(EXERCISE INSTRUCTIONS): Copy the lines below that contain "地域と言語".

Interface dataset entries
——
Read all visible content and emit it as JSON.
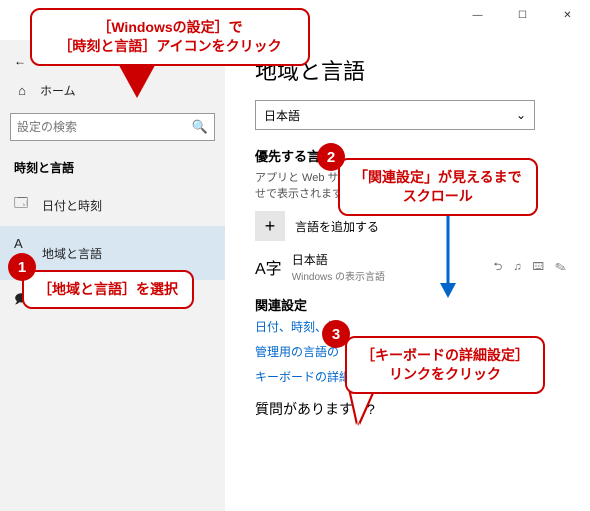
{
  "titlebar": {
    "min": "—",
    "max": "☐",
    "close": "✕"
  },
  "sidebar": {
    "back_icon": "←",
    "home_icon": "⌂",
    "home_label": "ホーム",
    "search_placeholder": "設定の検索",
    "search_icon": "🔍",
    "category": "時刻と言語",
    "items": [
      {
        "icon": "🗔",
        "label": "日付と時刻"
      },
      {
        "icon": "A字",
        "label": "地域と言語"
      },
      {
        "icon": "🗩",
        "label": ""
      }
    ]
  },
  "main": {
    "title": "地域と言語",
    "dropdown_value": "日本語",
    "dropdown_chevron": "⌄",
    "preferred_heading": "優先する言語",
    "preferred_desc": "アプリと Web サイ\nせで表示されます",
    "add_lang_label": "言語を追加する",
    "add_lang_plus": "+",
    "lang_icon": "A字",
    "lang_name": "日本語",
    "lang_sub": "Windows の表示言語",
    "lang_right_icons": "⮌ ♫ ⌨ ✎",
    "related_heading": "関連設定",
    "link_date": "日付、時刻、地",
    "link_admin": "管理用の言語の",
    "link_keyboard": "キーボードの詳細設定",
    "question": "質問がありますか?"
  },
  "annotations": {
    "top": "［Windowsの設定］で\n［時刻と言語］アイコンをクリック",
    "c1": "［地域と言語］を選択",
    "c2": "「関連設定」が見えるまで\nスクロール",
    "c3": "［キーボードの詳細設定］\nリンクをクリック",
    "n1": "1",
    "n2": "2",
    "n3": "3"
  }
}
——
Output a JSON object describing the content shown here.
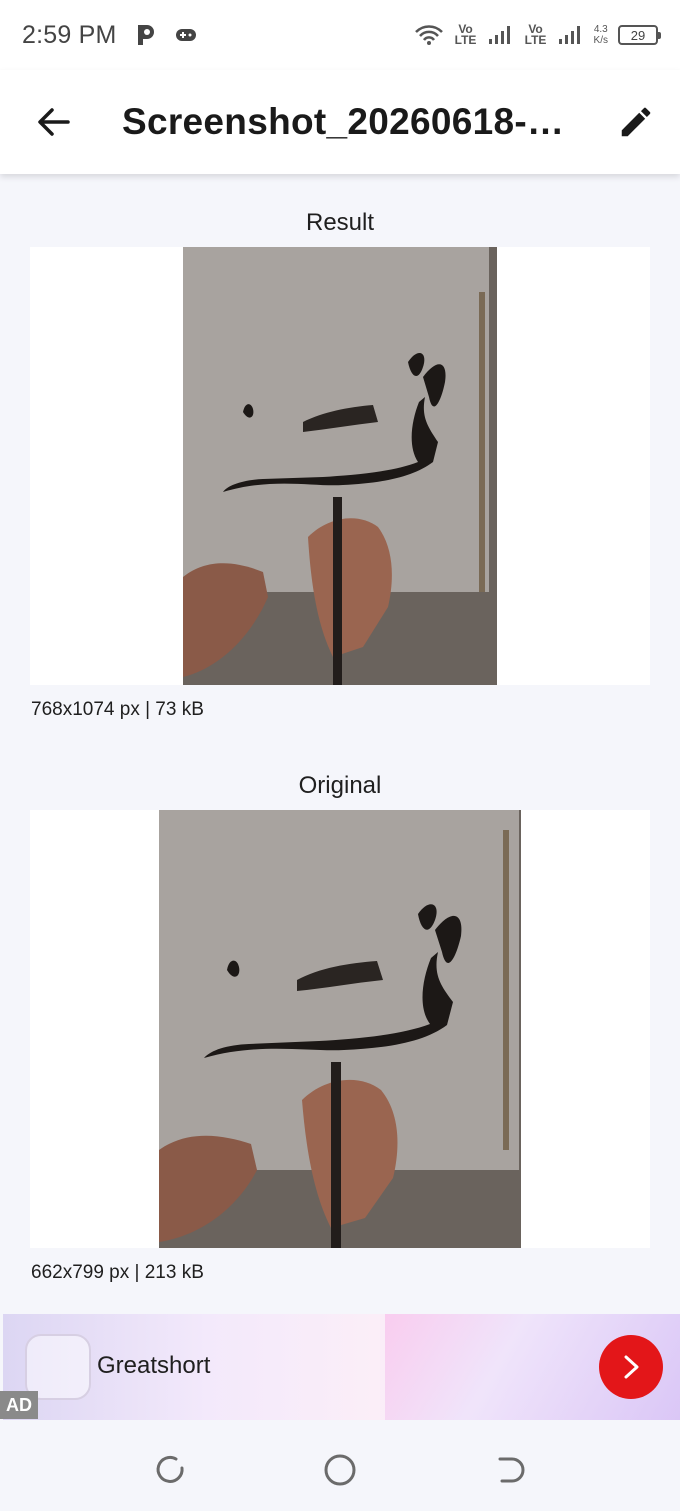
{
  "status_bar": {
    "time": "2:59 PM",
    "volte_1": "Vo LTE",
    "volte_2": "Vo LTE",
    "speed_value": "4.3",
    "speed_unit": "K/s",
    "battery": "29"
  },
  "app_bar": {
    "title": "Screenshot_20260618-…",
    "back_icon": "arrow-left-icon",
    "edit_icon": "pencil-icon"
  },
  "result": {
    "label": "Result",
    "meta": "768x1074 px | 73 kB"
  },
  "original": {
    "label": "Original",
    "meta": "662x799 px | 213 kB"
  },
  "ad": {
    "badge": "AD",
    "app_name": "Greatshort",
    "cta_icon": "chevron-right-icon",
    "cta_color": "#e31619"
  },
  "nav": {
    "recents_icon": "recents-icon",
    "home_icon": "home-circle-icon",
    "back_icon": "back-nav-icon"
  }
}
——
(RESPONSE BOX):
        "label": "地域と言語"
    "title": "地域と言語",
    "c1": "［地域と言語］を選択",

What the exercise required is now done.